■ Exercise instructions
Images are to be left out; everything else in the listing should be repeated exactly.

******

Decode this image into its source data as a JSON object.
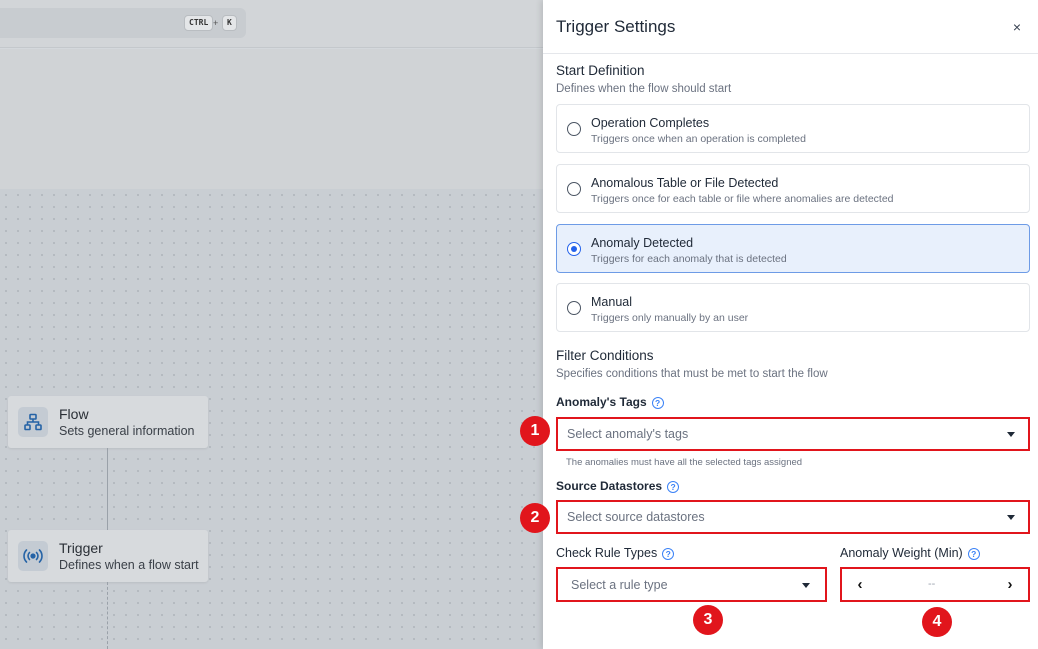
{
  "background": {
    "shortcut": {
      "key1": "CTRL",
      "plus": "+",
      "key2": "K"
    },
    "flow_node": {
      "title": "Flow",
      "subtitle": "Sets general information",
      "icon": "sitemap-icon"
    },
    "trigger_node": {
      "title": "Trigger",
      "subtitle": "Defines when a flow start",
      "icon": "broadcast-icon"
    }
  },
  "panel": {
    "title": "Trigger Settings",
    "close": "×",
    "start_definition": {
      "title": "Start Definition",
      "subtitle": "Defines when the flow should start",
      "options": [
        {
          "label": "Operation Completes",
          "description": "Triggers once when an operation is completed",
          "selected": false
        },
        {
          "label": "Anomalous Table or File Detected",
          "description": "Triggers once for each table or file where anomalies are detected",
          "selected": false
        },
        {
          "label": "Anomaly Detected",
          "description": "Triggers for each anomaly that is detected",
          "selected": true
        },
        {
          "label": "Manual",
          "description": "Triggers only manually by an user",
          "selected": false
        }
      ]
    },
    "filter_conditions": {
      "title": "Filter Conditions",
      "subtitle": "Specifies conditions that must be met to start the flow",
      "anomaly_tags": {
        "label": "Anomaly's Tags",
        "placeholder": "Select anomaly's tags",
        "hint": "The anomalies must have all the selected tags assigned"
      },
      "source_datastores": {
        "label": "Source Datastores",
        "placeholder": "Select source datastores"
      },
      "check_rule_types": {
        "label": "Check Rule Types",
        "placeholder": "Select a rule type"
      },
      "anomaly_weight": {
        "label": "Anomaly Weight (Min)",
        "value": "--",
        "prev": "‹",
        "next": "›"
      }
    },
    "help_glyph": "?"
  },
  "annotations": [
    "1",
    "2",
    "3",
    "4"
  ],
  "colors": {
    "accent": "#2563eb",
    "highlight": "#e1151c",
    "selected_bg": "#e8f0fc"
  }
}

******

■ Output for this task
Decode this image into its source data as a JSON object.
{
  "background": {
    "shortcut": {
      "key1": "CTRL",
      "plus": "+",
      "key2": "K"
    },
    "flow_node": {
      "title": "Flow",
      "subtitle": "Sets general information",
      "icon": "sitemap-icon"
    },
    "trigger_node": {
      "title": "Trigger",
      "subtitle": "Defines when a flow start",
      "icon": "broadcast-icon"
    }
  },
  "panel": {
    "title": "Trigger Settings",
    "close": "×",
    "start_definition": {
      "title": "Start Definition",
      "subtitle": "Defines when the flow should start",
      "options": [
        {
          "label": "Operation Completes",
          "description": "Triggers once when an operation is completed",
          "selected": false
        },
        {
          "label": "Anomalous Table or File Detected",
          "description": "Triggers once for each table or file where anomalies are detected",
          "selected": false
        },
        {
          "label": "Anomaly Detected",
          "description": "Triggers for each anomaly that is detected",
          "selected": true
        },
        {
          "label": "Manual",
          "description": "Triggers only manually by an user",
          "selected": false
        }
      ]
    },
    "filter_conditions": {
      "title": "Filter Conditions",
      "subtitle": "Specifies conditions that must be met to start the flow",
      "anomaly_tags": {
        "label": "Anomaly's Tags",
        "placeholder": "Select anomaly's tags",
        "hint": "The anomalies must have all the selected tags assigned"
      },
      "source_datastores": {
        "label": "Source Datastores",
        "placeholder": "Select source datastores"
      },
      "check_rule_types": {
        "label": "Check Rule Types",
        "placeholder": "Select a rule type"
      },
      "anomaly_weight": {
        "label": "Anomaly Weight (Min)",
        "value": "--",
        "prev": "‹",
        "next": "›"
      }
    },
    "help_glyph": "?"
  },
  "annotations": [
    "1",
    "2",
    "3",
    "4"
  ],
  "colors": {
    "accent": "#2563eb",
    "highlight": "#e1151c",
    "selected_bg": "#e8f0fc"
  }
}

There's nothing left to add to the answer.